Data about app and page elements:
++++
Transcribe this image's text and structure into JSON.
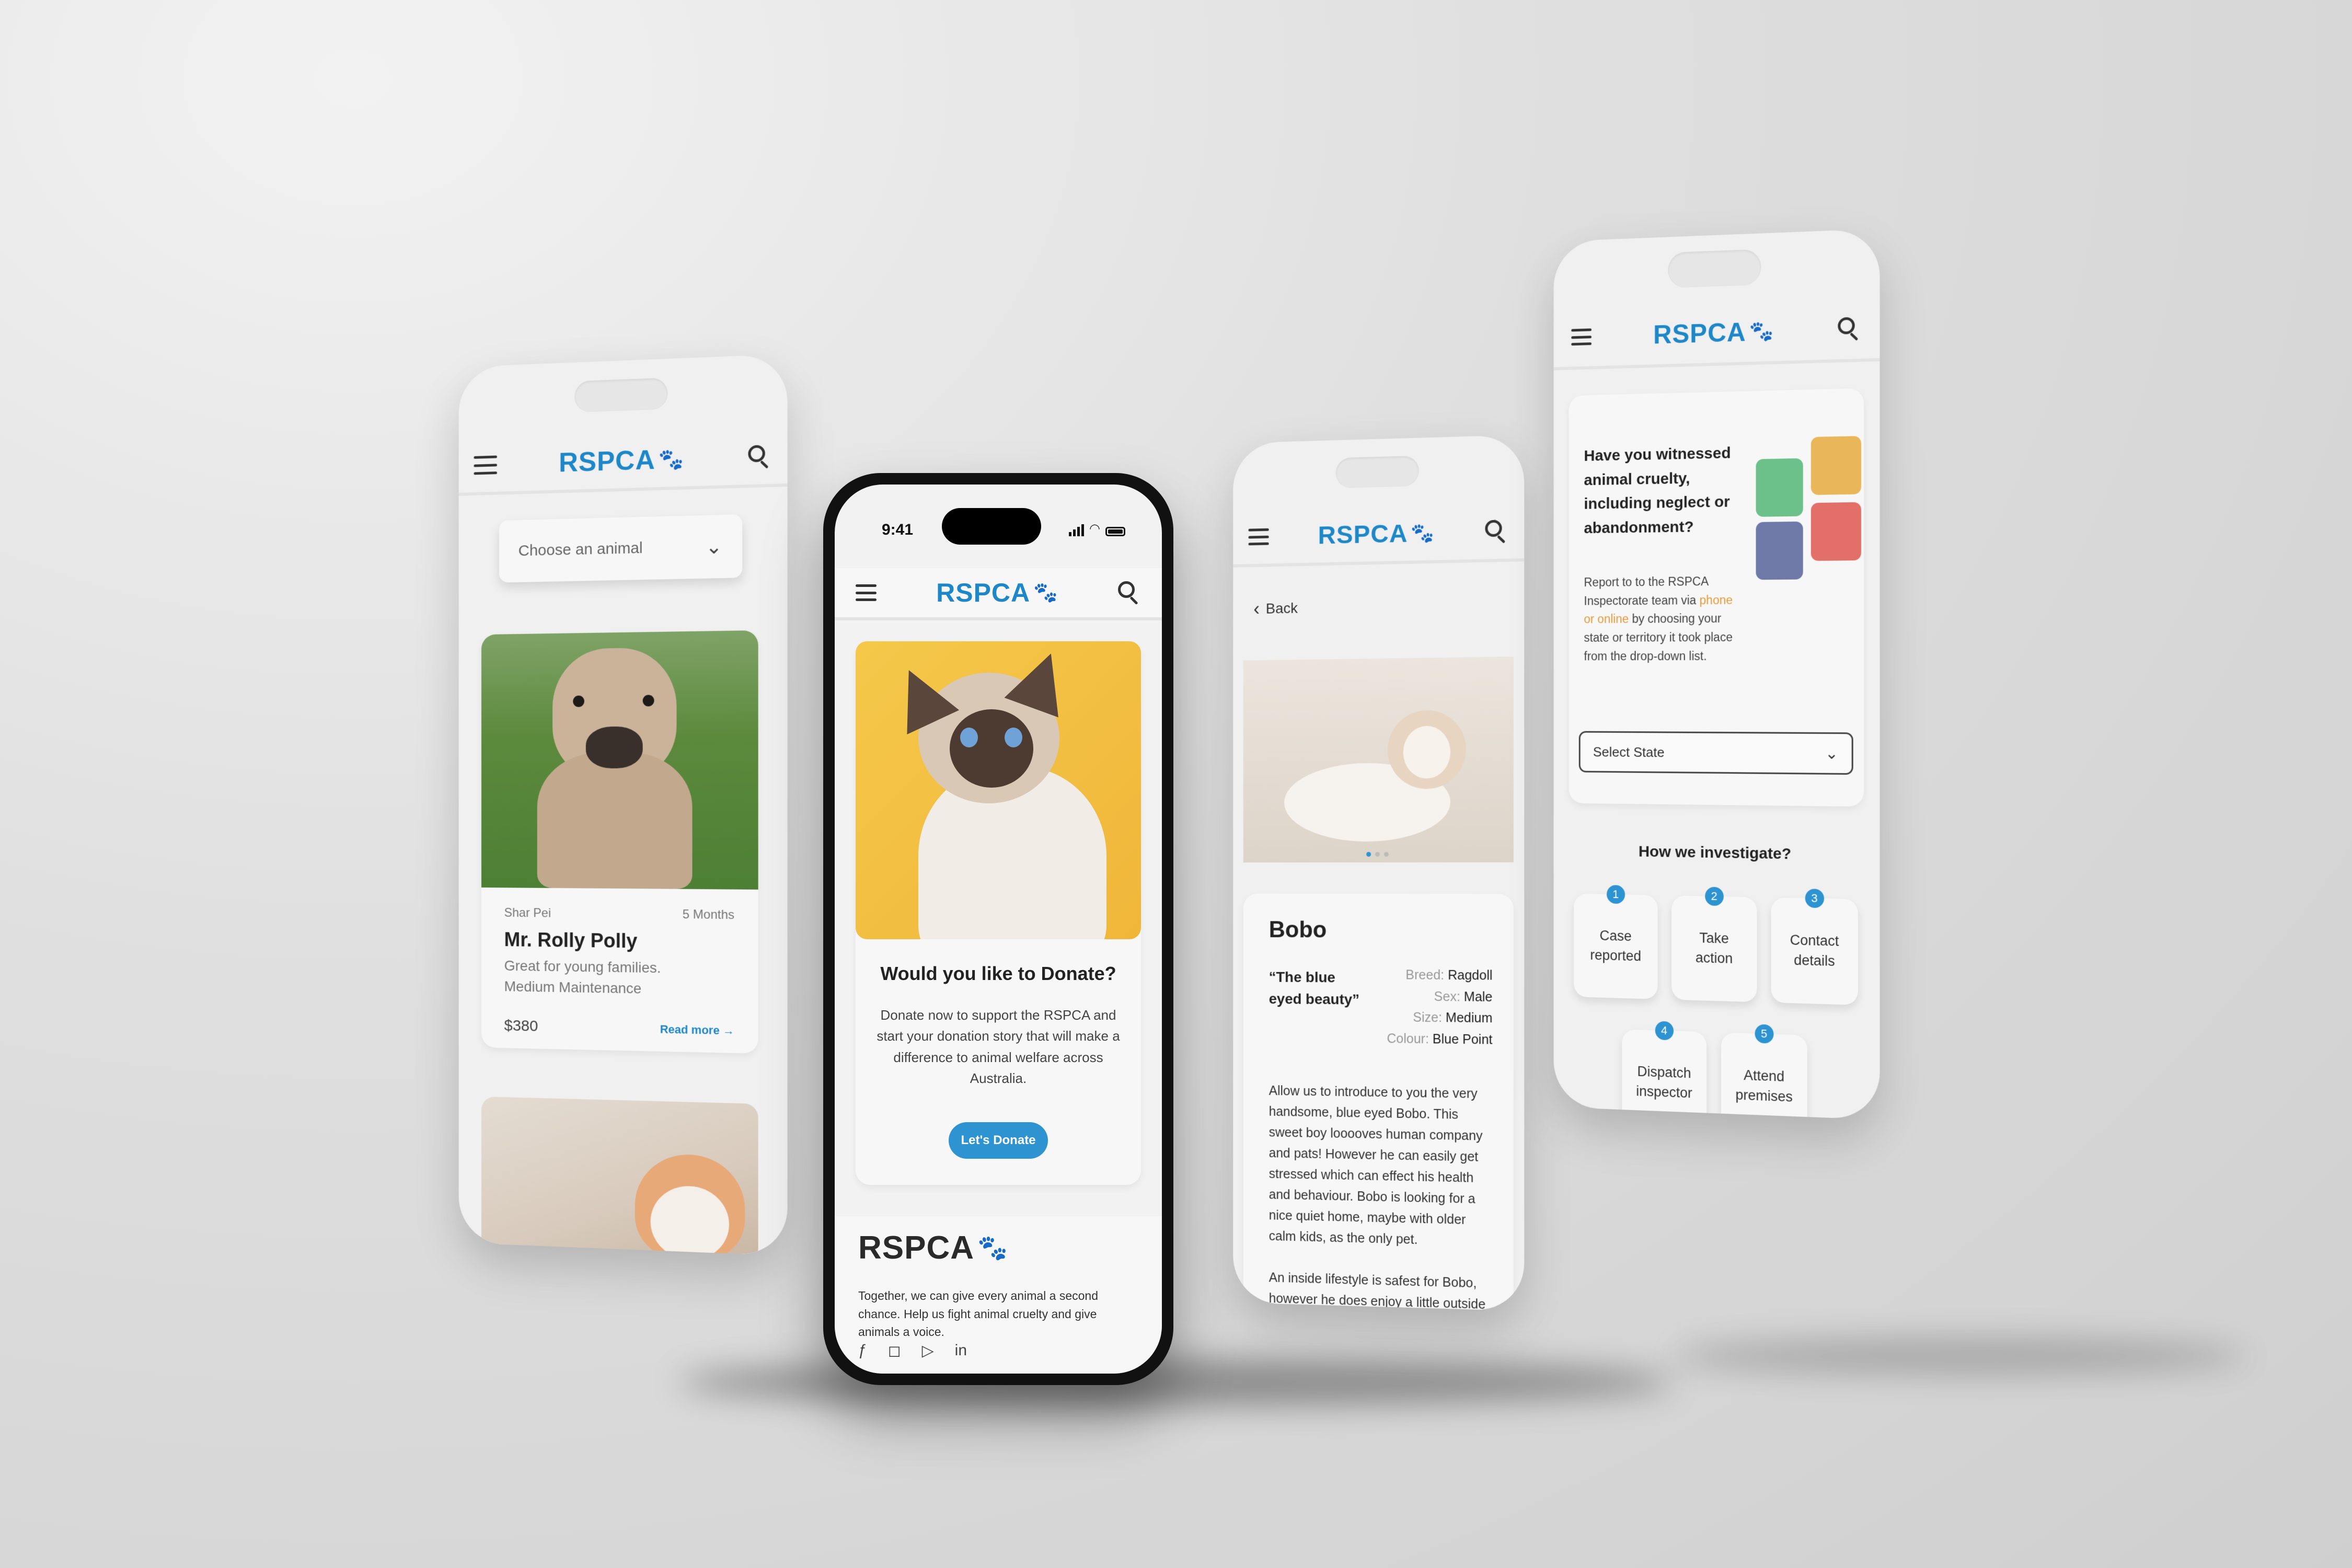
{
  "colors": {
    "brand_blue": "#1d87c7",
    "paw_green": "#5fbe7a",
    "button_blue": "#2e93d1",
    "link_orange": "#e59a3a"
  },
  "common": {
    "logo_text": "RSPCA"
  },
  "screen1": {
    "select_placeholder": "Choose an animal",
    "pet": {
      "breed": "Shar Pei",
      "age": "5 Months",
      "name": "Mr. Rolly Polly",
      "desc1": "Great for young families.",
      "desc2": "Medium Maintenance",
      "price": "$380",
      "read_more": "Read more →"
    }
  },
  "screen2": {
    "time": "9:41",
    "donate_title": "Would you like to Donate?",
    "donate_body": "Donate now to support the RSPCA and start your donation story that will make a difference to animal welfare across Australia.",
    "donate_button": "Let's Donate",
    "footer_text": "Together, we can give every animal a second chance. Help us fight animal cruelty and give animals a voice."
  },
  "screen3": {
    "back": "Back",
    "name": "Bobo",
    "quote": "“The blue eyed beauty”",
    "details": [
      {
        "label": "Breed:",
        "value": "Ragdoll"
      },
      {
        "label": "Sex:",
        "value": "Male"
      },
      {
        "label": "Size:",
        "value": "Medium"
      },
      {
        "label": "Colour:",
        "value": "Blue Point"
      }
    ],
    "body1": "Allow us to introduce to you the very handsome, blue eyed Bobo. This sweet boy looooves human company and pats! However he can easily get stressed which can effect his health and behaviour. Bobo is looking for a nice quiet home, maybe with older calm kids, as the only pet.",
    "body2": "An inside lifestyle is safest for Bobo, however he does enjoy a little outside"
  },
  "screen4": {
    "question": "Have you witnessed animal cruelty, including neglect or abandonment?",
    "report_pre": "Report to to the RSPCA Inspectorate team via",
    "report_link": "phone or online",
    "report_post": "by choosing your state or territory it took place from the drop-down list.",
    "select_state": "Select State",
    "investigate_title": "How we investigate?",
    "steps": [
      {
        "num": "1",
        "label": "Case reported"
      },
      {
        "num": "2",
        "label": "Take action"
      },
      {
        "num": "3",
        "label": "Contact details"
      },
      {
        "num": "4",
        "label": "Dispatch inspector"
      },
      {
        "num": "5",
        "label": "Attend premises"
      }
    ]
  }
}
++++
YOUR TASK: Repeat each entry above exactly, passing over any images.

RESULT OF THE TASK:
Transcribe this image's text and structure into JSON.
{
  "colors": {
    "brand_blue": "#1d87c7",
    "paw_green": "#5fbe7a",
    "button_blue": "#2e93d1",
    "link_orange": "#e59a3a"
  },
  "common": {
    "logo_text": "RSPCA"
  },
  "screen1": {
    "select_placeholder": "Choose an animal",
    "pet": {
      "breed": "Shar Pei",
      "age": "5 Months",
      "name": "Mr. Rolly Polly",
      "desc1": "Great for young families.",
      "desc2": "Medium Maintenance",
      "price": "$380",
      "read_more": "Read more →"
    }
  },
  "screen2": {
    "time": "9:41",
    "donate_title": "Would you like to Donate?",
    "donate_body": "Donate now to support the RSPCA and start your donation story that will make a difference to animal welfare across Australia.",
    "donate_button": "Let's Donate",
    "footer_text": "Together, we can give every animal a second chance. Help us fight animal cruelty and give animals a voice."
  },
  "screen3": {
    "back": "Back",
    "name": "Bobo",
    "quote": "“The blue eyed beauty”",
    "details": [
      {
        "label": "Breed:",
        "value": "Ragdoll"
      },
      {
        "label": "Sex:",
        "value": "Male"
      },
      {
        "label": "Size:",
        "value": "Medium"
      },
      {
        "label": "Colour:",
        "value": "Blue Point"
      }
    ],
    "body1": "Allow us to introduce to you the very handsome, blue eyed Bobo. This sweet boy looooves human company and pats! However he can easily get stressed which can effect his health and behaviour. Bobo is looking for a nice quiet home, maybe with older calm kids, as the only pet.",
    "body2": "An inside lifestyle is safest for Bobo, however he does enjoy a little outside"
  },
  "screen4": {
    "question": "Have you witnessed animal cruelty, including neglect or abandonment?",
    "report_pre": "Report to to the RSPCA Inspectorate team via",
    "report_link": "phone or online",
    "report_post": "by choosing your state or territory it took place from the drop-down list.",
    "select_state": "Select State",
    "investigate_title": "How we investigate?",
    "steps": [
      {
        "num": "1",
        "label": "Case reported"
      },
      {
        "num": "2",
        "label": "Take action"
      },
      {
        "num": "3",
        "label": "Contact details"
      },
      {
        "num": "4",
        "label": "Dispatch inspector"
      },
      {
        "num": "5",
        "label": "Attend premises"
      }
    ]
  }
}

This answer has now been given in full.